» **EXERCISE DIRECTIONS**: Show me each line of the listing below where the word "YAML" appears.

» **GIVEN ENTRIES**:
================
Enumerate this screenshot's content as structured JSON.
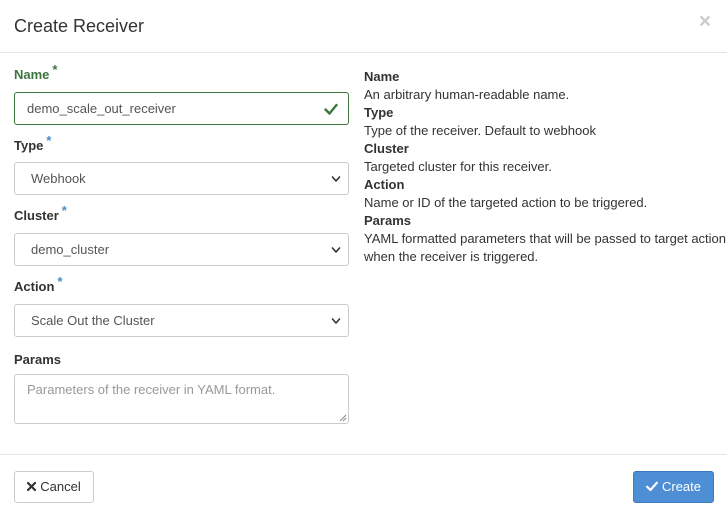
{
  "modal": {
    "title": "Create Receiver",
    "close_glyph": "×"
  },
  "form": {
    "name": {
      "label": "Name",
      "required": "*",
      "value": "demo_scale_out_receiver"
    },
    "type": {
      "label": "Type",
      "required": "*",
      "selected": "Webhook"
    },
    "cluster": {
      "label": "Cluster",
      "required": "*",
      "selected": "demo_cluster"
    },
    "action": {
      "label": "Action",
      "required": "*",
      "selected": "Scale Out the Cluster"
    },
    "params": {
      "label": "Params",
      "placeholder": "Parameters of the receiver in YAML format."
    }
  },
  "help": [
    {
      "term": "Name",
      "desc": "An arbitrary human-readable name."
    },
    {
      "term": "Type",
      "desc": "Type of the receiver. Default to webhook"
    },
    {
      "term": "Cluster",
      "desc": "Targeted cluster for this receiver."
    },
    {
      "term": "Action",
      "desc": "Name or ID of the targeted action to be triggered."
    },
    {
      "term": "Params",
      "desc": "YAML formatted parameters that will be passed to target action when the receiver is triggered."
    }
  ],
  "footer": {
    "cancel_label": "Cancel",
    "create_label": "Create"
  },
  "colors": {
    "success": "#3c763d",
    "required": "#4a8bc2",
    "primary": "#4d8ed4"
  },
  "icons": {
    "close": "close-icon",
    "check": "check-icon",
    "dropdown": "chevron-down-icon",
    "cancel": "times-icon",
    "create": "check-icon"
  }
}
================
» **TASK SOLUTION**:
      "placeholder": "Parameters of the receiver in YAML format."
      "desc": "YAML formatted parameters that will be passed to target action when the receiver is triggered."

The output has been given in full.